(Dataset rows describing interfaces)
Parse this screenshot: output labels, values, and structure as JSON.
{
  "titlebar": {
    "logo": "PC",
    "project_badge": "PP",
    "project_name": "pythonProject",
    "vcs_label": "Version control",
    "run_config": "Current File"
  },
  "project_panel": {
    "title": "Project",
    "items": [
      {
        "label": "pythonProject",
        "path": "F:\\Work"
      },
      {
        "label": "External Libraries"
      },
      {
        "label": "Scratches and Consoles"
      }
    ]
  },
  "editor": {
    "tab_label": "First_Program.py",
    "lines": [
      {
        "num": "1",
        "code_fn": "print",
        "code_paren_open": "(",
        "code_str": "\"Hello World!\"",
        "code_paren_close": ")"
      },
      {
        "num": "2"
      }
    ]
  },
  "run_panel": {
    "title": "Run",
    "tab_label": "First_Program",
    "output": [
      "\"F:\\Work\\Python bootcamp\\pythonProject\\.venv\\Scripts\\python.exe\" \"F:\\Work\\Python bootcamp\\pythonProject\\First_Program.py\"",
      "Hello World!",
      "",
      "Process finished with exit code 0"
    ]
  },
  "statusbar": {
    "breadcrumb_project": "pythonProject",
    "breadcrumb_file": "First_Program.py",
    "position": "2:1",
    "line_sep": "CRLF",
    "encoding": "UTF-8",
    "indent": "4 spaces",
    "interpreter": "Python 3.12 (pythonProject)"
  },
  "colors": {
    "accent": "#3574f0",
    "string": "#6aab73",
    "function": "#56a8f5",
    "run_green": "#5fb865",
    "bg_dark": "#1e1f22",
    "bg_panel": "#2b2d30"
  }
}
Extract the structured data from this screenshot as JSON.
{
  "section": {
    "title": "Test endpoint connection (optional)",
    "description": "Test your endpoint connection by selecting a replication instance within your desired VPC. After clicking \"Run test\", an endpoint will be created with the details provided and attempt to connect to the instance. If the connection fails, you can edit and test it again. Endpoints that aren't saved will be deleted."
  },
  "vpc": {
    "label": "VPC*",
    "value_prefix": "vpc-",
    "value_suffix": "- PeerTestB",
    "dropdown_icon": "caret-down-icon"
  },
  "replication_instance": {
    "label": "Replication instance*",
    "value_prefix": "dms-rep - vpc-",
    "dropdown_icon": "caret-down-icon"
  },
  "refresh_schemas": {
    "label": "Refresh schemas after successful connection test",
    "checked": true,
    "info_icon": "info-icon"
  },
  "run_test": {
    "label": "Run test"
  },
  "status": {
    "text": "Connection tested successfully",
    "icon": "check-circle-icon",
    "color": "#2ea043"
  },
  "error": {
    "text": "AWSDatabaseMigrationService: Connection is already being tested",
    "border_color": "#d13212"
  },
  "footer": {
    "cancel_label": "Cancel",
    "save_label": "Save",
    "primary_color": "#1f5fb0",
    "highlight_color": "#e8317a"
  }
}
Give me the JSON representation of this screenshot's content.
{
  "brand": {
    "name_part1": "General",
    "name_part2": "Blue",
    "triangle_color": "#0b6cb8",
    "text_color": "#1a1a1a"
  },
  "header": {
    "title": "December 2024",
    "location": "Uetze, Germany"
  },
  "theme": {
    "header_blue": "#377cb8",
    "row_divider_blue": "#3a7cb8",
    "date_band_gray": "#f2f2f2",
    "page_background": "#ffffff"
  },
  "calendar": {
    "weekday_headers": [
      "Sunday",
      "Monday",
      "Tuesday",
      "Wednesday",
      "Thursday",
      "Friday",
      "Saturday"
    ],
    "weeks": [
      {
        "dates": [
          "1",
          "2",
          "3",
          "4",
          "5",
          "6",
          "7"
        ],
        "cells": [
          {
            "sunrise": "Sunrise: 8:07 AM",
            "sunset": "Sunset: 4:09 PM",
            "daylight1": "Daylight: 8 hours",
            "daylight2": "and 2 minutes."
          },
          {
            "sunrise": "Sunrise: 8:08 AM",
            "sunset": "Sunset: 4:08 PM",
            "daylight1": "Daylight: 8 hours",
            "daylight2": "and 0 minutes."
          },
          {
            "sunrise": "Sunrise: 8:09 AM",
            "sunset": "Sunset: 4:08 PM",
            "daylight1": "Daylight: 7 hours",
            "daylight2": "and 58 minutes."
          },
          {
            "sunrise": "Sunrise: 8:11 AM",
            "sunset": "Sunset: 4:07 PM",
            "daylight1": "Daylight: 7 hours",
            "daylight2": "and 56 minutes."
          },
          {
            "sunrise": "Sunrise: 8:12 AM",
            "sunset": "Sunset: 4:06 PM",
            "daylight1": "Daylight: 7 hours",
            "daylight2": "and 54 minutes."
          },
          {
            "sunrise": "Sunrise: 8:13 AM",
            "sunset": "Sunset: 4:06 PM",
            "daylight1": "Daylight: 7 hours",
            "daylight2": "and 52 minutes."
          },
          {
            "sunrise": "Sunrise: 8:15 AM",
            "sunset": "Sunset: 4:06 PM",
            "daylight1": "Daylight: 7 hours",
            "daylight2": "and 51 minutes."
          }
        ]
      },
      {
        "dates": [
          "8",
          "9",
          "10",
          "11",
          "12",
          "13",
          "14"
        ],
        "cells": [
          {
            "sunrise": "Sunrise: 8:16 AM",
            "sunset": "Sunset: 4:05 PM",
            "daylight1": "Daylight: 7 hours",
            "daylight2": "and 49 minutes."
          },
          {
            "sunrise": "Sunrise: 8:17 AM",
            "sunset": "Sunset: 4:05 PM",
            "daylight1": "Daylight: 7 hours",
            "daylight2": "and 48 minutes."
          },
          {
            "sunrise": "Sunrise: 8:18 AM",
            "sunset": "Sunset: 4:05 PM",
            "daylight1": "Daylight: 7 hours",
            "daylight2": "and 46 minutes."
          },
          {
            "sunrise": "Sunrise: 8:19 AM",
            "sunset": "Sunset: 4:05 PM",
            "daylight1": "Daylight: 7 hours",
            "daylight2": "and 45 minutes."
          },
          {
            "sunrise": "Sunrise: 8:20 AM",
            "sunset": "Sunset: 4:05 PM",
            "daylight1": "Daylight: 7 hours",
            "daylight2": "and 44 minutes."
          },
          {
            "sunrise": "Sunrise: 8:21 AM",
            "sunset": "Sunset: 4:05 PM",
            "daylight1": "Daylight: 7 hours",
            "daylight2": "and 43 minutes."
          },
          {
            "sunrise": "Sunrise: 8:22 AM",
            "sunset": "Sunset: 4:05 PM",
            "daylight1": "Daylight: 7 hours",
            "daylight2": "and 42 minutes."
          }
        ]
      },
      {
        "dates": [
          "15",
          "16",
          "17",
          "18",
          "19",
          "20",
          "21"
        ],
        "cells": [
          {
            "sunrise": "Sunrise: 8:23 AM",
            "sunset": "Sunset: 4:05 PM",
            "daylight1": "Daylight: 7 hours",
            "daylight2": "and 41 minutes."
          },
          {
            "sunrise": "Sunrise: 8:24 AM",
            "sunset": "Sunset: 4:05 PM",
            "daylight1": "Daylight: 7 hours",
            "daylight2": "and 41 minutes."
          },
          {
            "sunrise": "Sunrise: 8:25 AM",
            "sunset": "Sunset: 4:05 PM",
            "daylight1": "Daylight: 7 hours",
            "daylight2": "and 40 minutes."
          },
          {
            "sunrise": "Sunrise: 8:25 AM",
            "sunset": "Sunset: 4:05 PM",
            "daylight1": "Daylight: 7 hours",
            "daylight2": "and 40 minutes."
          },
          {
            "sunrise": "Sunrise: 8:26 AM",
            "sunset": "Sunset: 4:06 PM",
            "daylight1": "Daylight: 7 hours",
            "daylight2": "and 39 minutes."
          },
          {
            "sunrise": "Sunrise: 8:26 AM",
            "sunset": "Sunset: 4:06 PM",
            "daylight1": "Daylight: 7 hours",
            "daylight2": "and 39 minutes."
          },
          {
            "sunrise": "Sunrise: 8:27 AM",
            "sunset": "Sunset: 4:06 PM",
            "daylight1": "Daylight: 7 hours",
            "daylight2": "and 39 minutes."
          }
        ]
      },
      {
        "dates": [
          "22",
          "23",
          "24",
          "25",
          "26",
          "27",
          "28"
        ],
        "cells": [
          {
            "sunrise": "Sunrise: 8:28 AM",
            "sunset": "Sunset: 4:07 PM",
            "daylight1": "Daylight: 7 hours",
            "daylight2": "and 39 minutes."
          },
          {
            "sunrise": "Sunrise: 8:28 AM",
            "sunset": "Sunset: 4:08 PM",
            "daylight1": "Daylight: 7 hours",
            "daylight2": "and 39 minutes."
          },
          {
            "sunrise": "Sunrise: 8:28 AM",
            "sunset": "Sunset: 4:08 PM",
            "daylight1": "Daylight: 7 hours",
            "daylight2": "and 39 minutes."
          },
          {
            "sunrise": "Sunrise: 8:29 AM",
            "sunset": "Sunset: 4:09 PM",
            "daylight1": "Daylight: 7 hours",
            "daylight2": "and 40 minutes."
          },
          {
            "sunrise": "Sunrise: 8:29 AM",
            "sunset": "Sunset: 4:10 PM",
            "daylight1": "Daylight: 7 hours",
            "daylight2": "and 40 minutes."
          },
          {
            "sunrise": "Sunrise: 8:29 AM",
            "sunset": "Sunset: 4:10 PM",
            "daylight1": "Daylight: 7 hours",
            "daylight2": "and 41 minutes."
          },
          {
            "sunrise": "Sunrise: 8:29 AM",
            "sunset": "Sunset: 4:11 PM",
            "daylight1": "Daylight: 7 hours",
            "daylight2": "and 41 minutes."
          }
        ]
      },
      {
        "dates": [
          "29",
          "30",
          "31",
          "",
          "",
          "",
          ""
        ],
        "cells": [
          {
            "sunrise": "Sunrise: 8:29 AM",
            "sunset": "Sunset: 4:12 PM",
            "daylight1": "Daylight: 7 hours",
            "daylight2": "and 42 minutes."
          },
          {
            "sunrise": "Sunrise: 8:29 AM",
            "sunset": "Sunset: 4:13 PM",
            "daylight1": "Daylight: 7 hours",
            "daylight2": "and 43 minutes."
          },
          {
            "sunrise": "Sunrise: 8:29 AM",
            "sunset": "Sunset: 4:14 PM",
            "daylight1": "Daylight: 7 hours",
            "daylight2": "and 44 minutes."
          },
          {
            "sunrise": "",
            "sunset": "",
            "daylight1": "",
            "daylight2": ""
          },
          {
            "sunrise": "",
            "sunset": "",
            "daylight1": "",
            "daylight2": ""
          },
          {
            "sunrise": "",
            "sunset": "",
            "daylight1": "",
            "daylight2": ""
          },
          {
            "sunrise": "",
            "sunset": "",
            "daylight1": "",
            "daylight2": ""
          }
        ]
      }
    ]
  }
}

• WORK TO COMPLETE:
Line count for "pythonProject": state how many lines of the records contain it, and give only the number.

• RESULT OF THE EXERCISE:
5